  • Seller and buyer in one. A director may also be trustee of an ESOP. Wearing the trustee hat, that director must defend the interest of the beneficiaries of the trust-employees-by trying to negotiate the lowest price for shares it buys from the company. Wearing the director's hat, he or she must try to obtain the highest share price, for the benefit of the company and other shareholders. Solution: Hire an outside appraiser. Better yet, have the ESOP and the board each hire its own appraiser; if there's a discrepancy in the share prices each divines, meet in the middle.
  • Hiring in the family. Ad hoc hiring of family members and over- or under-paying them can lead to resentment not only among other family shareholders, but also among non-family employees. Solution: Follow the Sarbanes-Oxley recommendation that nominating and compensation committees be composed entirely of outside directors. Have a written policy on hiring of family and non-family employees, and base compensation on market rates.
  • Perk abuses. Pledging company shares as collateral for a personal bank loan could put the company in financial jeopardy. If the family member defaults on that loan and the bank wants to cash in those private-company shares, the company may need to shell out money to buy them back. In addition, excessive use of expense accounts, questionable travel and other perks taken by family members can incur the wrath of shareholders and employees. Solution: Disclosure. Written policies. Moderation.

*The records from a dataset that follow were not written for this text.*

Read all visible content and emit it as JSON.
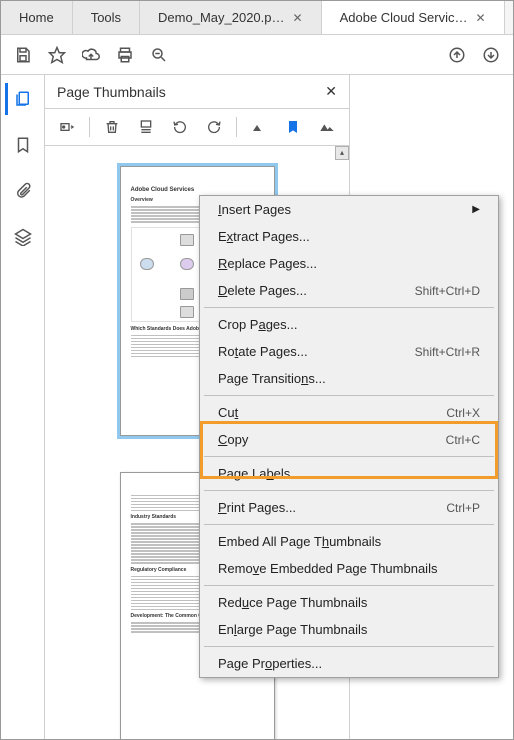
{
  "tabs": {
    "items": [
      {
        "label": "Home",
        "closable": false
      },
      {
        "label": "Tools",
        "closable": false
      },
      {
        "label": "Demo_May_2020.p…",
        "closable": true
      },
      {
        "label": "Adobe Cloud Servic…",
        "closable": true,
        "active": true
      }
    ]
  },
  "toolbar": {
    "icons": [
      "save",
      "star",
      "cloud-upload",
      "print",
      "zoom",
      "page-up",
      "page-down"
    ]
  },
  "sidebar": {
    "items": [
      {
        "name": "thumbnails",
        "active": true
      },
      {
        "name": "bookmarks"
      },
      {
        "name": "attachments"
      },
      {
        "name": "layers"
      }
    ]
  },
  "panel": {
    "title": "Page Thumbnails",
    "toolbar_icons": [
      "options",
      "delete",
      "insert-page",
      "rotate-ccw",
      "rotate-cw",
      "photo",
      "bookmark-fill",
      "photo-alt"
    ]
  },
  "thumbnails": [
    {
      "title": "Adobe Cloud Services",
      "section1": "Overview",
      "section2": "Which Standards Does Adobe F",
      "selected": true
    },
    {
      "title": "",
      "section1": "Industry Standards",
      "section2": "Regulatory Compliance",
      "section3": "Development: The Common Cont"
    }
  ],
  "context_menu": {
    "items": [
      {
        "label_pre": "",
        "u": "I",
        "label_post": "nsert Pages",
        "submenu": true
      },
      {
        "label_pre": "E",
        "u": "x",
        "label_post": "tract Pages..."
      },
      {
        "label_pre": "",
        "u": "R",
        "label_post": "eplace Pages..."
      },
      {
        "label_pre": "",
        "u": "D",
        "label_post": "elete Pages...",
        "shortcut": "Shift+Ctrl+D"
      },
      {
        "sep": true
      },
      {
        "label_pre": "Crop P",
        "u": "a",
        "label_post": "ges..."
      },
      {
        "label_pre": "Ro",
        "u": "t",
        "label_post": "ate Pages...",
        "shortcut": "Shift+Ctrl+R"
      },
      {
        "label_pre": "Page Transitio",
        "u": "n",
        "label_post": "s..."
      },
      {
        "sep": true
      },
      {
        "label_pre": "Cu",
        "u": "t",
        "label_post": "",
        "shortcut": "Ctrl+X"
      },
      {
        "label_pre": "",
        "u": "C",
        "label_post": "opy",
        "shortcut": "Ctrl+C"
      },
      {
        "sep": true
      },
      {
        "label_pre": "Page La",
        "u": "b",
        "label_post": "els..."
      },
      {
        "sep": true
      },
      {
        "label_pre": "",
        "u": "P",
        "label_post": "rint Pages...",
        "shortcut": "Ctrl+P"
      },
      {
        "sep": true
      },
      {
        "label_pre": "Embed All Page T",
        "u": "h",
        "label_post": "umbnails"
      },
      {
        "label_pre": "Remo",
        "u": "v",
        "label_post": "e Embedded Page Thumbnails"
      },
      {
        "sep": true
      },
      {
        "label_pre": "Red",
        "u": "u",
        "label_post": "ce Page Thumbnails"
      },
      {
        "label_pre": "En",
        "u": "l",
        "label_post": "arge Page Thumbnails"
      },
      {
        "sep": true
      },
      {
        "label_pre": "Page Pr",
        "u": "o",
        "label_post": "perties..."
      }
    ]
  }
}
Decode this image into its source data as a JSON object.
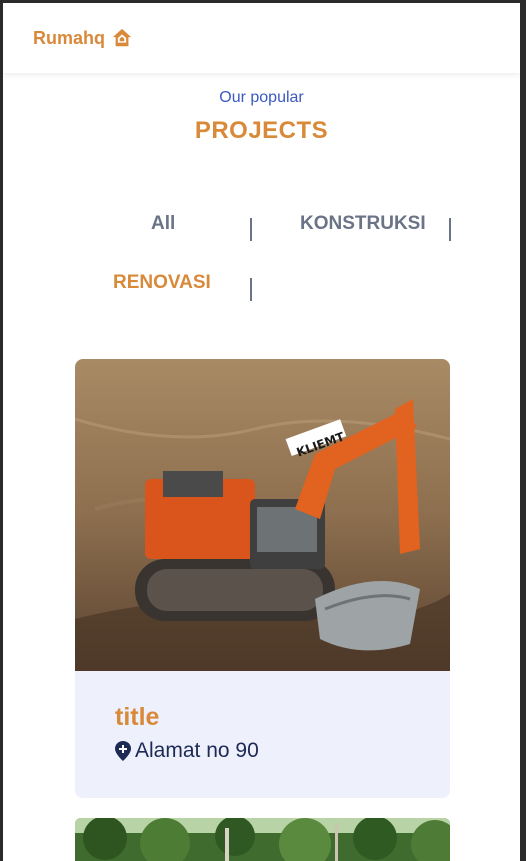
{
  "brand": {
    "name": "Rumahq",
    "color": "#d88a3a",
    "icon": "house-icon"
  },
  "section": {
    "subtitle": "Our popular",
    "title": "PROJECTS"
  },
  "filters": [
    {
      "label": "All",
      "active": false
    },
    {
      "label": "KONSTRUKSI",
      "active": false
    },
    {
      "label": "RENOVASI",
      "active": true
    }
  ],
  "projects": [
    {
      "image": "excavator-photo",
      "title": "title",
      "address": "Alamat no 90",
      "address_icon": "map-pin-icon"
    },
    {
      "image": "forest-photo"
    }
  ],
  "colors": {
    "accent": "#d88a3a",
    "blue": "#3b58c4",
    "navy": "#1c2a55",
    "muted": "#6b7387",
    "card_bg": "#eef0fb"
  }
}
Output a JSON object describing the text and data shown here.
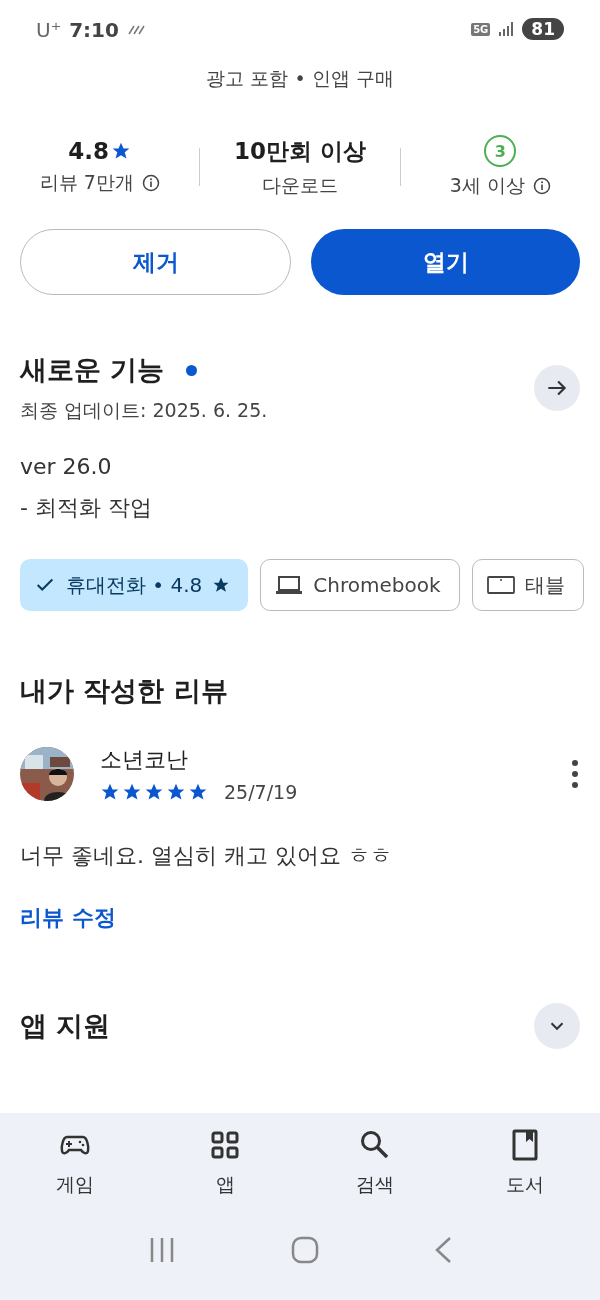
{
  "status_bar": {
    "carrier": "U⁺",
    "time": "7:10",
    "network": "5G",
    "battery": "81"
  },
  "app_info": {
    "tags": "광고 포함 • 인앱 구매"
  },
  "stats": [
    {
      "kind": "rating",
      "value": "4.8",
      "label": "리뷰 7만개",
      "info": true
    },
    {
      "kind": "text",
      "value": "10만회 이상",
      "label": "다운로드",
      "info": false
    },
    {
      "kind": "age",
      "value": "3",
      "label": "3세 이상",
      "info": true
    }
  ],
  "buttons": [
    {
      "label": "제거",
      "kind": "outline"
    },
    {
      "label": "열기",
      "kind": "filled"
    }
  ],
  "whats_new": {
    "title": "새로운 기능",
    "unread": true,
    "updated": "최종 업데이트: 2025. 6. 25.",
    "version": "ver 26.0",
    "notes": "- 최적화 작업"
  },
  "device_chips": [
    {
      "kind": "phone",
      "label": "휴대전화 • 4.8",
      "rated": true,
      "selected": true
    },
    {
      "kind": "laptop",
      "label": "Chromebook",
      "rated": false,
      "selected": false
    },
    {
      "kind": "tablet",
      "label": "태블",
      "rated": false,
      "selected": false
    }
  ],
  "my_review": {
    "title": "내가 작성한 리뷰",
    "author": "소년코난",
    "stars": 5,
    "date": "25/7/19",
    "text": "너무 좋네요. 열심히 캐고 있어요 ㅎㅎ",
    "edit_link": "리뷰 수정"
  },
  "app_support": {
    "title": "앱 지원",
    "expanded": false
  },
  "bottom_nav": [
    {
      "kind": "games",
      "label": "게임"
    },
    {
      "kind": "apps",
      "label": "앱"
    },
    {
      "kind": "search",
      "label": "검색"
    },
    {
      "kind": "books",
      "label": "도서"
    }
  ]
}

Reassuring key outsiders

Sarbanes-Oxley has dampened the desire of many family companies to go public. But that won't necessarily reduce the pressure to follow some or all of the new rules.

Today's scandal-ridden corporate landscape has spooked bankers, acquirers, insurers and prospective new directors. Some are demanding greater financial and legal accountability from private as well as public companies.

Want to apply for a loan? If you don't follow at least some of these measures, you may have a hard time finding a willing banker, or the loan may be more costly.

Your ability to attract new outside directors and retain the ones you have may depend on the extent to which your policies make them feel confident about your company. And the cost of directors' and officers' insurance is likely to be lower for companies that protect their directors from liability.

The tendency of family business directors to wear many hats creates conflict-of-interest traps. To avoid getting ensnared, consider implementing key portions of Sarbanes-Oxley, and create written ethics and conflict-of-interest policies.

By permission of the publisher from Family Business (Winter, 2005). Family Business Publishing Company,